The head scientist, after a brief and detailed presentation about the extensive processes they used and the results obtained came to this unexpected conclusion. He said the material the college used “wee-beasties” is a living organic material. Its very nature limited their ability for a successful analysis. He went on to explain that their attempt to analyze it had failed miserably. The living material was in a constant state of change, this change was due to the bacteria and microorganisms (wee-beasties) digesting the solution. As the material was digested, the chemical ingredients changed from day to day making it impossible for the lab to get an accurate and precise analysis. Therefore their conclusion was, (a direct quote that I remember as if it were yesterday) “Since we cannot adequately analyze the material, because it changes with each analysis; we therefore conclude that it cannot work”! Whatttt !, are you serious? The physical evidence was there for all to see, the trees were recovering, and more than that, they were thriving. Yet in spite of the physical evidence and the positive soil analysis, they denied the fact the trees were in a state of recovery.

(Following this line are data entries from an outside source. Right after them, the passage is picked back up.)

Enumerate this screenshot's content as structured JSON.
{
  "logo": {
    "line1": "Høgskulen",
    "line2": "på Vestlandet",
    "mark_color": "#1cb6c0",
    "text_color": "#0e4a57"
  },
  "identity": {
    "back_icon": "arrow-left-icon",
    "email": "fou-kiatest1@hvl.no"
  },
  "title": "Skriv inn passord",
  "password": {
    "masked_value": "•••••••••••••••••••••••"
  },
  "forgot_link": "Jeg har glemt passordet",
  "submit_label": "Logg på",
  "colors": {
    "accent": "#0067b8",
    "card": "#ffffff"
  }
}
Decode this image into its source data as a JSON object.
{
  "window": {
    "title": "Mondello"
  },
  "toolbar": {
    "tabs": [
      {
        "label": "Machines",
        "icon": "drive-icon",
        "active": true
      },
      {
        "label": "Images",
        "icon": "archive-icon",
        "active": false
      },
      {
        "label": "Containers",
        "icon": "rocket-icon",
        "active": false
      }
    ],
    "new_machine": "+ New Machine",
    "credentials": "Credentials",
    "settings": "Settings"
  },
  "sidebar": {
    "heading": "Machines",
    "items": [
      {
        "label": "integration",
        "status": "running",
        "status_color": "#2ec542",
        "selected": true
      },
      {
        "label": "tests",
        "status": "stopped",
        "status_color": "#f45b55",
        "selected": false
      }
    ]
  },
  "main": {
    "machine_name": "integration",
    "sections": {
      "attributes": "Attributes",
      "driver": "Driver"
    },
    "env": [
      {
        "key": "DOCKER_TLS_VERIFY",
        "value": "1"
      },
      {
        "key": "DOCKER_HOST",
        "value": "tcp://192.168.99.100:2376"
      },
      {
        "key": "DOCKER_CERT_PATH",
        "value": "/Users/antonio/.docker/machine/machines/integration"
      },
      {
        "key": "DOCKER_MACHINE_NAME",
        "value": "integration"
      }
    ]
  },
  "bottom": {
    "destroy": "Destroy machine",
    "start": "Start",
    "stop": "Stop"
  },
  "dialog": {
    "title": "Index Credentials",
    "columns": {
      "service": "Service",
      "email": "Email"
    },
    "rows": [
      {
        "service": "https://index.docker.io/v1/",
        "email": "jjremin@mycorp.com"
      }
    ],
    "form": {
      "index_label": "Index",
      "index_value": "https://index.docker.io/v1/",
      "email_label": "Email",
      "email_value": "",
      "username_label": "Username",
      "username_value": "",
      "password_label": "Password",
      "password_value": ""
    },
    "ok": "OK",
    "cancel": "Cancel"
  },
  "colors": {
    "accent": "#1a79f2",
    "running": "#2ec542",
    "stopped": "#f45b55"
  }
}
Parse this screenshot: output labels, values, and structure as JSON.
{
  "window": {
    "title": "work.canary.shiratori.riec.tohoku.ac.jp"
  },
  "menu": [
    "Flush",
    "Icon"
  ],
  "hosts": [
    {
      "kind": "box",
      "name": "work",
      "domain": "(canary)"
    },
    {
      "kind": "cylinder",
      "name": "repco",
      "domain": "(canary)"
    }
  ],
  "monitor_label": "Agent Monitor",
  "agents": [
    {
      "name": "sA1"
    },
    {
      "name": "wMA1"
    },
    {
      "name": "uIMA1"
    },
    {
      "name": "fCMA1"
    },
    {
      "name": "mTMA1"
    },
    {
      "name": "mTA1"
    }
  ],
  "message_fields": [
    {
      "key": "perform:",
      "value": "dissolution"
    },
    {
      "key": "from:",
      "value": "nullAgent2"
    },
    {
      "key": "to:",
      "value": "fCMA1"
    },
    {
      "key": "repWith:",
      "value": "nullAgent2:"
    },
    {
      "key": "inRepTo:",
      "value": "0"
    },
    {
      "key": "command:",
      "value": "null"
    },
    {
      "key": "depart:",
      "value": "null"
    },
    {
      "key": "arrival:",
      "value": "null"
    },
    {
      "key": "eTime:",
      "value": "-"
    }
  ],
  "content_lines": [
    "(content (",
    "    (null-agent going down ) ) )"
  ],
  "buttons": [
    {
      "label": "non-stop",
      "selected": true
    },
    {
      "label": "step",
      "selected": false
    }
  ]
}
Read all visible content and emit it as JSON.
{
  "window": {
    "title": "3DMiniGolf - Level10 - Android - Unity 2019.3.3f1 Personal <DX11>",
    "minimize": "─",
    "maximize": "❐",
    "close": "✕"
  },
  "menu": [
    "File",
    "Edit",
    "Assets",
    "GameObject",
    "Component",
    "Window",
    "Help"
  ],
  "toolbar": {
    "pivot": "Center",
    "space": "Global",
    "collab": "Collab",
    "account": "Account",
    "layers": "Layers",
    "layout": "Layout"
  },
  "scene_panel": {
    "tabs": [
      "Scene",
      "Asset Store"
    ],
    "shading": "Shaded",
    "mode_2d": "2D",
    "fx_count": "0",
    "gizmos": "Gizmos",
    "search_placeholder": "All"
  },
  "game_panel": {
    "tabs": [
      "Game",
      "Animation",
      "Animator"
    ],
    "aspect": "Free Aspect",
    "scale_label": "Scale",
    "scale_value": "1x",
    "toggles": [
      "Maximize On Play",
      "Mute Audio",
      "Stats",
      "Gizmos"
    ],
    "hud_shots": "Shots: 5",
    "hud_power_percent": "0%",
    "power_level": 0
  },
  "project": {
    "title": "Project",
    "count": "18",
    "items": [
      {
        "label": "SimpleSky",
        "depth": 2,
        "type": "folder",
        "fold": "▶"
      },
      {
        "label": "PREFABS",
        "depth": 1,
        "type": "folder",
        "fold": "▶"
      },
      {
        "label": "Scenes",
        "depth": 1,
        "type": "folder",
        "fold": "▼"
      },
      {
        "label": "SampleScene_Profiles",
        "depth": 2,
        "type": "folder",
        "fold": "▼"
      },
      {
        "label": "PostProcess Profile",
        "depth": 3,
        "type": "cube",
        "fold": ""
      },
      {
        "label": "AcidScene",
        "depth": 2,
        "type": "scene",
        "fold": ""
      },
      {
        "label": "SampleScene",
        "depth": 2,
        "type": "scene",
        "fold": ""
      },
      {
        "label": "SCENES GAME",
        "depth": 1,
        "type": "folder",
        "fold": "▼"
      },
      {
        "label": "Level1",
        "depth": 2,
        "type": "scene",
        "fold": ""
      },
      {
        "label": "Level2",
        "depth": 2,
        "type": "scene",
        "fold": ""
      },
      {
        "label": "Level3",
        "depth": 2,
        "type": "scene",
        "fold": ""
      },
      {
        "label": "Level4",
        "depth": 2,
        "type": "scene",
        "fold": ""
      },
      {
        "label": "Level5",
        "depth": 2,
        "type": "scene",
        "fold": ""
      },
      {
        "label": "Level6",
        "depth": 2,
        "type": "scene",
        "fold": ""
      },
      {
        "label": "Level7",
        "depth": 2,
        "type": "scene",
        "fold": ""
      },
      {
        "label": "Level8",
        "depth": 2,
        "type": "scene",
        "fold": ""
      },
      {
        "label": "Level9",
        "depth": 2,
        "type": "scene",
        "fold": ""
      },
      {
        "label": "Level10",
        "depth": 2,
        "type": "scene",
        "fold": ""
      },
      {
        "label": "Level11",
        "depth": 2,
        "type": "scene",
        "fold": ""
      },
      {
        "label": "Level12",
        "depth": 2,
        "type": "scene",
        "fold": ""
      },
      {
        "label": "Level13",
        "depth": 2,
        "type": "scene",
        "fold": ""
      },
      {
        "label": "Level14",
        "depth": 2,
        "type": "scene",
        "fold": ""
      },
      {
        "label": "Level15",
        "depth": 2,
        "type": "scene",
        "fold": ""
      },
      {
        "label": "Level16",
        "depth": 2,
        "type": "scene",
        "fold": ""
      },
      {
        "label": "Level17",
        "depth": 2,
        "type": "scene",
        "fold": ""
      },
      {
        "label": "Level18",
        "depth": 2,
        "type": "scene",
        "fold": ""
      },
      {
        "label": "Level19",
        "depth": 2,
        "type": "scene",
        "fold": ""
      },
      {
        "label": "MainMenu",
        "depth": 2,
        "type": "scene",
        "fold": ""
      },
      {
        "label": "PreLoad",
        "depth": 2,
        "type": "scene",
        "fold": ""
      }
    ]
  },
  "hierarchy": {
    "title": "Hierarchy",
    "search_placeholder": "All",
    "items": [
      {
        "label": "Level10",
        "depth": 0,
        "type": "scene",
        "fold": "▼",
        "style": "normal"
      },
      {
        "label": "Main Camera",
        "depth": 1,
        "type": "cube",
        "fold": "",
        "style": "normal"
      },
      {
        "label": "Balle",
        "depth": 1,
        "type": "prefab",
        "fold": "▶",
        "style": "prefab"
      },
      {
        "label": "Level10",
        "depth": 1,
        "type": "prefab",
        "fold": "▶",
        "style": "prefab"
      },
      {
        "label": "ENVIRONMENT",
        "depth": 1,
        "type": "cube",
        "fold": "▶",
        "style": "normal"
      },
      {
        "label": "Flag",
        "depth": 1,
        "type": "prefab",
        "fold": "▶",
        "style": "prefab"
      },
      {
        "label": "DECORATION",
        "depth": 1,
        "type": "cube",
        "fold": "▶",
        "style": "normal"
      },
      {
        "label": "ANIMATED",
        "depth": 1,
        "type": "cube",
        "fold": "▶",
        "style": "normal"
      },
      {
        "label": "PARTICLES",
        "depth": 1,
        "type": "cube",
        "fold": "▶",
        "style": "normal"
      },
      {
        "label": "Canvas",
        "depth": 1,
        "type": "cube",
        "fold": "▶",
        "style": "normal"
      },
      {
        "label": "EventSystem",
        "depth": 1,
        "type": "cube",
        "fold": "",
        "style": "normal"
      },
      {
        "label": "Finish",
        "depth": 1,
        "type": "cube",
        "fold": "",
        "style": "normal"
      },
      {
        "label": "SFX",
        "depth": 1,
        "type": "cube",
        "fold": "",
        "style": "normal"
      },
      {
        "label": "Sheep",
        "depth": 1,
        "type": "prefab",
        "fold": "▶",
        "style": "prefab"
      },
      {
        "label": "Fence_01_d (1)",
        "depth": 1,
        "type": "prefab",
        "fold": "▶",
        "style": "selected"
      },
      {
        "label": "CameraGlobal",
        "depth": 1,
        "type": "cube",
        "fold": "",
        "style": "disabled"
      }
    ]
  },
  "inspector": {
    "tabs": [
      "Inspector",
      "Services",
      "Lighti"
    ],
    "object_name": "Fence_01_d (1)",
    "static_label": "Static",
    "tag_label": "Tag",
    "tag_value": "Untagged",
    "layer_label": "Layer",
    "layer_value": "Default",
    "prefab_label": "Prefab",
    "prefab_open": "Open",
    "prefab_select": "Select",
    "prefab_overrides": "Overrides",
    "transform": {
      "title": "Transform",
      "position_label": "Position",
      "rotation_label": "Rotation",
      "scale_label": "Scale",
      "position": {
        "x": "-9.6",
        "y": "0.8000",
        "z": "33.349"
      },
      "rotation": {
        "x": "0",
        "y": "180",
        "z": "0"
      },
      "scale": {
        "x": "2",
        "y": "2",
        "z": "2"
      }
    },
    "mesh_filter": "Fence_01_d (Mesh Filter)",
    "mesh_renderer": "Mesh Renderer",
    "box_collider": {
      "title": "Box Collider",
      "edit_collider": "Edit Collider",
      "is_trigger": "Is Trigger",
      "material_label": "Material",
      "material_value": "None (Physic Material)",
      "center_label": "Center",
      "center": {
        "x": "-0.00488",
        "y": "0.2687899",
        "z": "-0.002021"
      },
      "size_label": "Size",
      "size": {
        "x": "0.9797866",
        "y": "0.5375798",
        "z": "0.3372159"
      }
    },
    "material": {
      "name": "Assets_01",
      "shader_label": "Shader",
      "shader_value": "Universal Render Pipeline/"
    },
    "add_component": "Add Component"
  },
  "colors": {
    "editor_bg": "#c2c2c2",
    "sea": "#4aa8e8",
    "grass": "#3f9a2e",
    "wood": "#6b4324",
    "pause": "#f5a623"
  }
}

Nonetheless, the program continued and the trees continually improved until…About a year later, Barbara and I decided to leave the college and move to Eugene, Oregon. The new program manager decided the program was too simple to work and discontinued the use of the “wee-beasties”. It was shortly after that the trees once again began to show signs of stress…unfortunately the college was closed and sold to a developer; most of the trees are no long there which is really quite sad. They sacrificed many the trees to build apartments.
Life on campus and sometimes off campus was just a weird as can be….rational often times was thrown out the window for intellectual opinion, speculation and conjecture.
Ambassador College was almost totally lacking in practical wisdom, knowledge and understanding. This resulted in their choosing a path to complete and utter destruction. Today the college is gone, the church is gone the only thing that remains is a small and shallow echo of the past. The church and college instead of bringing stability and hope brought chaos, confusion and despair.
In their intellectual pursuit they, because of their pride and ignorance left Jesus and abandoned the one true path that brings stability, hope, purpose and a most amazing future that is guaranteed and sealed by His life. Because of His life, we no longer need to be afraid or overwhelmed by the crazy world we live in. And that too is awesome!